I work in assisted living and it is my first job. The nursing supervisor is asking us to sign off on treatments we didn't do because we are understaffed and can't get to them in a shift. Most of the nurses do this. I won't do it. Not only is it illegal, but making it seem like everything is being done means there is no evidence for the need for more staff. In one case, an order for hourly rounding on a resident was written in the MAR. No way I can see this person more than once in a shift. I signed for one hour. But every other nurse signs off on all eight during their shift. I'm not neglecting this person, I'm prioritizing the one who fell, the one who is having trouble breathing and the one with chest pain. I can't take care of these emergencies and hourly round for something non-emergent. The supervisor puts a lot of pressure on because the "state requires that we're doing all the treatments." Not sure how to proceed to get what I want: better staffing. I've begun documenting with HR that I don't get lunches. Other nurses don't bother. It's additional paperwork to ask for your lunch time in pay. In the end I leave feeling like I wasn't able to do a good job for all the residents. Census is FULL and yet no additional staffing has been added to take care of the increase. Good caregivers are quitting due to the strain. Is there a solution? Or should I just quit before something bad happens?
Jul 7, '14
by OCNRN63, RN Pro

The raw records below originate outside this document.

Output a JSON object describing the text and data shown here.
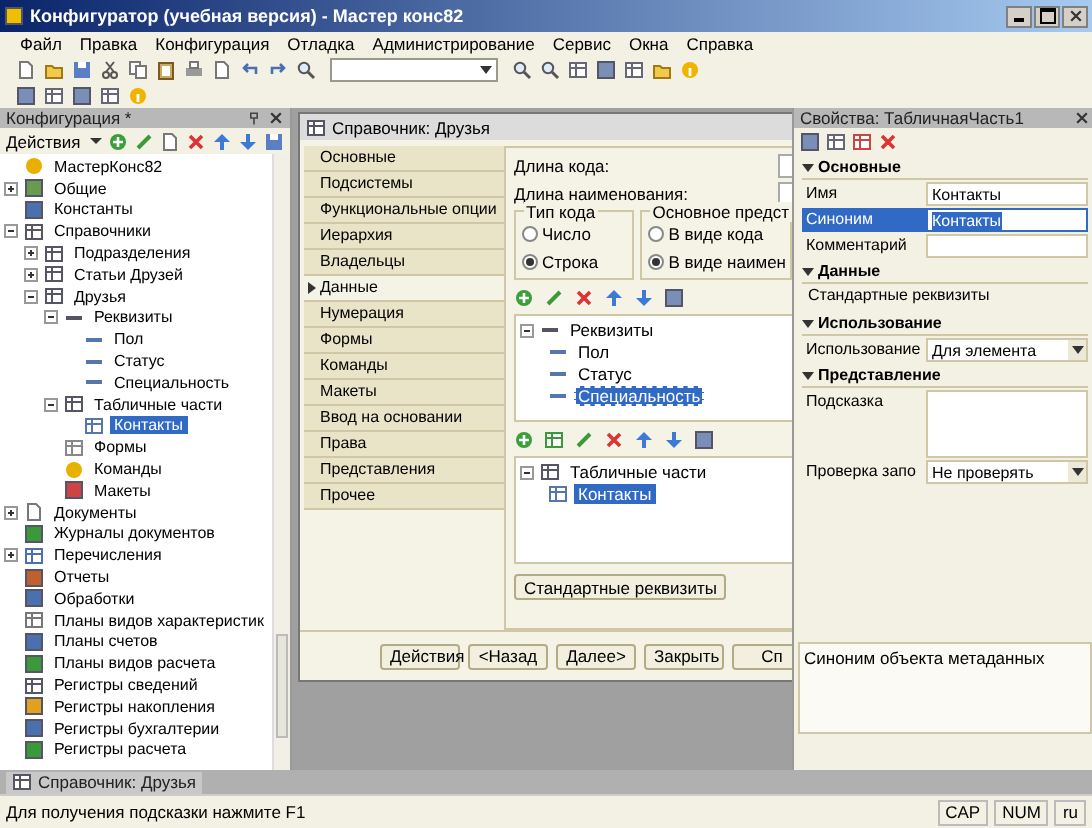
{
  "window": {
    "title": "Конфигуратор (учебная версия) - Мастер конс82"
  },
  "menu": [
    "Файл",
    "Правка",
    "Конфигурация",
    "Отладка",
    "Администрирование",
    "Сервис",
    "Окна",
    "Справка"
  ],
  "config_panel": {
    "title": "Конфигурация *",
    "actions_label": "Действия",
    "tree": [
      {
        "label": "МастерКонс82",
        "kind": "root",
        "selected": false
      },
      {
        "label": "Общие",
        "kind": "common",
        "expanded": false,
        "selected": false
      },
      {
        "label": "Константы",
        "kind": "constants",
        "selected": false
      },
      {
        "label": "Справочники",
        "kind": "catalogs",
        "expanded": true,
        "selected": false,
        "children": [
          {
            "label": "Подразделения",
            "kind": "catalog",
            "expanded": false,
            "selected": false
          },
          {
            "label": "Статьи Друзей",
            "kind": "catalog",
            "expanded": false,
            "selected": false
          },
          {
            "label": "Друзья",
            "kind": "catalog",
            "expanded": true,
            "selected": false,
            "children": [
              {
                "label": "Реквизиты",
                "kind": "attrs",
                "expanded": true,
                "selected": false,
                "children": [
                  {
                    "label": "Пол",
                    "kind": "attr",
                    "selected": false
                  },
                  {
                    "label": "Статус",
                    "kind": "attr",
                    "selected": false
                  },
                  {
                    "label": "Специальность",
                    "kind": "attr",
                    "selected": false
                  }
                ]
              },
              {
                "label": "Табличные части",
                "kind": "tabs",
                "expanded": true,
                "selected": false,
                "children": [
                  {
                    "label": "Контакты",
                    "kind": "tab",
                    "selected": true
                  }
                ]
              },
              {
                "label": "Формы",
                "kind": "form",
                "selected": false
              },
              {
                "label": "Команды",
                "kind": "command",
                "selected": false
              },
              {
                "label": "Макеты",
                "kind": "template",
                "selected": false
              }
            ]
          }
        ]
      },
      {
        "label": "Документы",
        "kind": "document",
        "expanded": false,
        "selected": false
      },
      {
        "label": "Журналы документов",
        "kind": "journal",
        "selected": false
      },
      {
        "label": "Перечисления",
        "kind": "enum",
        "expanded": false,
        "selected": false
      },
      {
        "label": "Отчеты",
        "kind": "report",
        "selected": false
      },
      {
        "label": "Обработки",
        "kind": "processing",
        "selected": false
      },
      {
        "label": "Планы видов характеристик",
        "kind": "plan",
        "selected": false
      },
      {
        "label": "Планы счетов",
        "kind": "accounts",
        "selected": false
      },
      {
        "label": "Планы видов расчета",
        "kind": "calc",
        "selected": false
      },
      {
        "label": "Регистры сведений",
        "kind": "register",
        "selected": false
      },
      {
        "label": "Регистры накопления",
        "kind": "accum",
        "selected": false
      },
      {
        "label": "Регистры бухгалтерии",
        "kind": "accounts",
        "selected": false
      },
      {
        "label": "Регистры расчета",
        "kind": "calcreg",
        "selected": false
      }
    ]
  },
  "editor": {
    "title": "Справочник: Друзья",
    "tabs": [
      {
        "label": "Основные",
        "selected": false
      },
      {
        "label": "Подсистемы",
        "selected": false
      },
      {
        "label": "Функциональные опции",
        "selected": false
      },
      {
        "label": "Иерархия",
        "selected": false
      },
      {
        "label": "Владельцы",
        "selected": false
      },
      {
        "label": "Данные",
        "selected": true
      },
      {
        "label": "Нумерация",
        "selected": false
      },
      {
        "label": "Формы",
        "selected": false
      },
      {
        "label": "Команды",
        "selected": false
      },
      {
        "label": "Макеты",
        "selected": false
      },
      {
        "label": "Ввод на основании",
        "selected": false
      },
      {
        "label": "Права",
        "selected": false
      },
      {
        "label": "Представления",
        "selected": false
      },
      {
        "label": "Прочее",
        "selected": false
      }
    ],
    "code_length_label": "Длина кода:",
    "name_length_label": "Длина наименования:",
    "groups": [
      {
        "title": "Тип кода",
        "options": [
          {
            "label": "Число",
            "selected": false
          },
          {
            "label": "Строка",
            "selected": true
          }
        ]
      },
      {
        "title": "Основное предст",
        "options": [
          {
            "label": "В виде кода",
            "selected": false
          },
          {
            "label": "В виде наимен",
            "selected": true
          }
        ]
      }
    ],
    "attributes_tree": [
      {
        "label": "Реквизиты",
        "kind": "attrs",
        "expanded": true,
        "selected": false,
        "children": [
          {
            "label": "Пол",
            "kind": "attr",
            "selected": false
          },
          {
            "label": "Статус",
            "kind": "attr",
            "selected": false
          },
          {
            "label": "Специальность",
            "kind": "attr",
            "selected": true
          }
        ]
      }
    ],
    "tabular_tree": [
      {
        "label": "Табличные части",
        "kind": "tabs",
        "expanded": true,
        "selected": false,
        "children": [
          {
            "label": "Контакты",
            "kind": "tab",
            "selected": true
          }
        ]
      }
    ],
    "standard_attributes_button": "Стандартные реквизиты",
    "buttons": [
      {
        "label": "Действия",
        "kind": "menu"
      },
      {
        "label": "<Назад",
        "kind": "plain"
      },
      {
        "label": "Далее>",
        "kind": "plain"
      },
      {
        "label": "Закрыть",
        "kind": "plain"
      },
      {
        "label": "Сп",
        "kind": "plain"
      }
    ]
  },
  "properties": {
    "title": "Свойства: ТабличнаяЧасть1",
    "sections": [
      {
        "title": "Основные",
        "expanded": true,
        "rows": [
          {
            "label": "Имя",
            "value": "Контакты",
            "kind": "text",
            "selected": false
          },
          {
            "label": "Синоним",
            "value": "Контакты",
            "kind": "text",
            "selected": true
          },
          {
            "label": "Комментарий",
            "value": "",
            "kind": "text",
            "selected": false
          }
        ]
      },
      {
        "title": "Данные",
        "expanded": true,
        "rows": [
          {
            "value": "Стандартные реквизиты",
            "kind": "link",
            "selected": false
          }
        ]
      },
      {
        "title": "Использование",
        "expanded": true,
        "rows": [
          {
            "label": "Использование",
            "value": "Для элемента",
            "kind": "select",
            "selected": false
          }
        ]
      },
      {
        "title": "Представление",
        "expanded": true,
        "rows": [
          {
            "label": "Подсказка",
            "value": "",
            "kind": "textarea",
            "selected": false
          },
          {
            "label": "Проверка запо",
            "value": "Не проверять",
            "kind": "select",
            "selected": false
          }
        ]
      }
    ],
    "description": "Синоним объекта метаданных"
  },
  "taskbar": [
    {
      "label": "Справочник: Друзья",
      "selected": true
    }
  ],
  "status_bar": {
    "hint": "Для получения подсказки нажмите F1",
    "indicators": [
      "CAP",
      "NUM",
      "ru"
    ]
  }
}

I had a job like this, but it was working for a physician. I quit although I should add that my supervisor fired me the day I quit. There was a lot of wrongdoing going on, and I felt compelled to report it to the appropriate authorities. It was one of the most stressful times in my life. I also worked for a facility where the stuff going on there would make your skin crawl. I kept a journal and eventually called the state. I was asked to come to the state capitol to review my journal with representatives from the Dept. of Health. That facility closed not long afterward. (I remember getting a phone call from an aide saying "The State's here! Did you talk to someone?" I never gave any indication that I had done so...talk about having to do some fast talking to distract her.)
Get out now with your license intact.
Last edit by OCNRN63 on Jul 7, '14